Today little evidence of that first home of the brothers remains, but the story of their life at Rivo Torto is a precious part of our Franciscan chronicles because while there:

   1. the first true community was developed,
   2. the first primitive rule was approved and
   3. from there Francis began his life of preaching.

A great blessing came to the Order because of the eviction from Rivo Torto: the Benedictine Abbot from Mt Subasio, on becoming aware that the Little Poor Men had no place to sleep, gifted them with a tiny chapel named The Portiuncula nearby, together with the ground around it where oak trees grew. The brothers accepted the chapel gladly, built their huts around it and restored it with their own hands. So the Portiuncula and not Rivo Torto is the recognised birthplace of the Franciscan Order and that little chapel has been preserved till today under the dome of the great basilica of Saint Mary of the Angels … but that is another story.

Reference: Fortini, Arnaldo. Francis of Assisi, A translation of Nova Vita de San Francesco by Helen Moak. Crossroad NY, 1981

The church of Santa Maria of Rivotorto - Rivotorto Sanctuary

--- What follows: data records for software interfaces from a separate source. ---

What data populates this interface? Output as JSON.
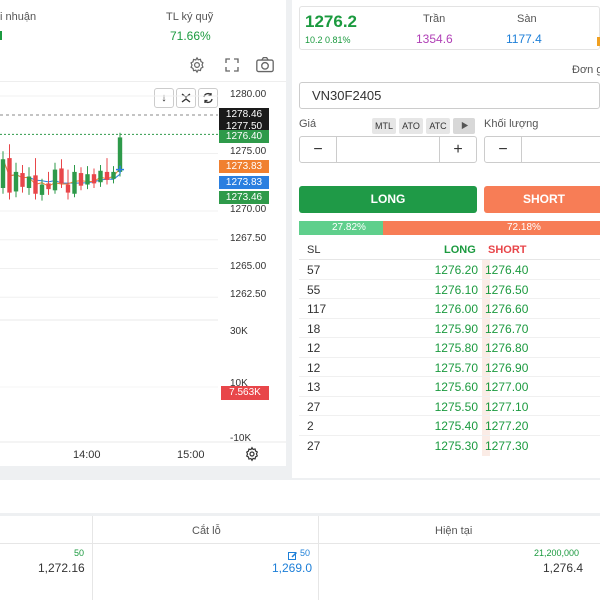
{
  "stats": {
    "profit_label": "i nhuận",
    "fund_ratio_label": "TL ký quỹ",
    "fund_ratio_value": "71.66%"
  },
  "quote": {
    "price": "1276.2",
    "change": "10.2 0.81%",
    "ceiling_label": "Trần",
    "ceiling_value": "1354.6",
    "floor_label": "Sàn",
    "floor_value": "1177.4"
  },
  "order": {
    "unit_label": "Đơn g",
    "symbol": "VN30F2405",
    "price_label": "Giá",
    "qty_label": "Khối lượng",
    "chips": [
      "MTL",
      "ATO",
      "ATC"
    ],
    "minus": "−",
    "plus": "+",
    "long_button": "LONG",
    "short_button": "SHORT",
    "long_ratio": "27.82%",
    "short_ratio": "72.18%",
    "long_fraction": 0.2782,
    "colors": {
      "long": "#1f9a47",
      "short": "#f77d56"
    }
  },
  "orderbook": {
    "headers": {
      "sl": "SL",
      "long": "LONG",
      "short": "SHORT"
    },
    "rows": [
      {
        "sl": "57",
        "long": "1276.20",
        "short": "1276.40"
      },
      {
        "sl": "55",
        "long": "1276.10",
        "short": "1276.50"
      },
      {
        "sl": "117",
        "long": "1276.00",
        "short": "1276.60"
      },
      {
        "sl": "18",
        "long": "1275.90",
        "short": "1276.70"
      },
      {
        "sl": "12",
        "long": "1275.80",
        "short": "1276.80"
      },
      {
        "sl": "12",
        "long": "1275.70",
        "short": "1276.90"
      },
      {
        "sl": "13",
        "long": "1275.60",
        "short": "1277.00"
      },
      {
        "sl": "27",
        "long": "1275.50",
        "short": "1277.10"
      },
      {
        "sl": "2",
        "long": "1275.40",
        "short": "1277.20"
      },
      {
        "sl": "27",
        "long": "1275.30",
        "short": "1277.30"
      }
    ]
  },
  "chart": {
    "price_ticks": [
      "1280.00",
      "1275.00",
      "1270.00",
      "1267.50",
      "1265.00",
      "1262.50"
    ],
    "tags": [
      {
        "text": "1278.46",
        "color": "#1a1a1a"
      },
      {
        "text": "1277.50",
        "color": "#1a1a1a"
      },
      {
        "text": "1276.40",
        "color": "#2e9a4a"
      },
      {
        "text": "1273.83",
        "color": "#f08030"
      },
      {
        "text": "1273.83",
        "color": "#2a7fe0"
      },
      {
        "text": "1273.46",
        "color": "#2e9a4a"
      }
    ],
    "vol_ticks": [
      "30K",
      "10K",
      "-10K"
    ],
    "vol_tag": "7.563K",
    "time_labels": [
      "14:00",
      "15:00"
    ],
    "candles": [
      {
        "o": 1272.0,
        "c": 1274.5,
        "h": 1275.2,
        "l": 1271.5
      },
      {
        "o": 1274.6,
        "c": 1271.6,
        "h": 1275.8,
        "l": 1271.0
      },
      {
        "o": 1271.7,
        "c": 1273.4,
        "h": 1274.2,
        "l": 1271.2
      },
      {
        "o": 1273.3,
        "c": 1272.1,
        "h": 1274.0,
        "l": 1271.6
      },
      {
        "o": 1272.0,
        "c": 1273.0,
        "h": 1273.8,
        "l": 1271.4
      },
      {
        "o": 1273.1,
        "c": 1271.5,
        "h": 1274.6,
        "l": 1271.0
      },
      {
        "o": 1271.4,
        "c": 1272.3,
        "h": 1272.8,
        "l": 1270.9
      },
      {
        "o": 1272.4,
        "c": 1271.9,
        "h": 1273.4,
        "l": 1271.4
      },
      {
        "o": 1271.8,
        "c": 1273.6,
        "h": 1274.2,
        "l": 1271.5
      },
      {
        "o": 1273.7,
        "c": 1272.4,
        "h": 1274.5,
        "l": 1272.0
      },
      {
        "o": 1272.3,
        "c": 1271.6,
        "h": 1273.6,
        "l": 1271.0
      },
      {
        "o": 1271.5,
        "c": 1273.4,
        "h": 1274.0,
        "l": 1271.2
      },
      {
        "o": 1273.3,
        "c": 1272.2,
        "h": 1273.8,
        "l": 1271.8
      },
      {
        "o": 1272.3,
        "c": 1273.2,
        "h": 1273.9,
        "l": 1271.9
      },
      {
        "o": 1273.2,
        "c": 1272.4,
        "h": 1273.7,
        "l": 1272.0
      },
      {
        "o": 1272.5,
        "c": 1273.5,
        "h": 1274.0,
        "l": 1272.1
      },
      {
        "o": 1273.4,
        "c": 1272.7,
        "h": 1274.6,
        "l": 1272.3
      },
      {
        "o": 1272.8,
        "c": 1273.4,
        "h": 1273.9,
        "l": 1272.4
      },
      {
        "o": 1273.4,
        "c": 1276.4,
        "h": 1276.8,
        "l": 1273.0
      }
    ]
  },
  "positions": {
    "stop_loss_label": "Cắt lỗ",
    "current_label": "Hiện tại",
    "col1_qty": "50",
    "col1_value": "1,272.16",
    "stop_qty": "50",
    "stop_value": "1,269.0",
    "current_qty": "21,200,000",
    "current_value": "1,276.4"
  }
}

The church of Santa Maria of Rivotorto, famous as the "Sanctuary of Rivotorto", is located in the homonymous village, a few kilometres south of the city of Santa Maria degli Angeli.
The edifice, nowadays under the care of the Order of the "Frati Minori Conventuali" (Convent of the Minor Friars), was born with the aim of preserving the structures of the Sacred Tugurio, which is the place where San Francesco gathered together his followers before he obtained from the Order of the Benedictine Monks the ownership of the Porziuncola. The actual building in neo gothic style, built after the earthquake of 1854 after Christ that destroyed the church dating from the 16th century, is made of three bays one can reach through three doors. The façade is decorated with the representation of the miracle that the story says happened in theses places: San Francesco, in fact, would have appeared on a carriage of fire that was flying above Rivotorto when in reality he was in Assisi waiting for an audience of the Bishop Guido II.
Inside, in addition to the suggestive view of the Tugurio, one can admire twelve paintings dating back to the 17th century, painted by Cesare Permei, representing some moments of the life of San Francesco during the period he spent in Rivotorto.
Since 1849, the Franciscan Church of Rivo Torto  has been a Parish Church of the Diocese of Assisi. The Brothers have a presence here that is much appreciated by the population and they co-ordinate numerous pastoral activities. But that was not always the case.
The first companions of Francis relate their memories of those first months when the Brothers, although announcing peace, reaped many harassments. To these very difficult experiences of the beginning, Francis encouraged his Brothers to respond in an evangelical manner. Some concrete and moving examples are still relevant today.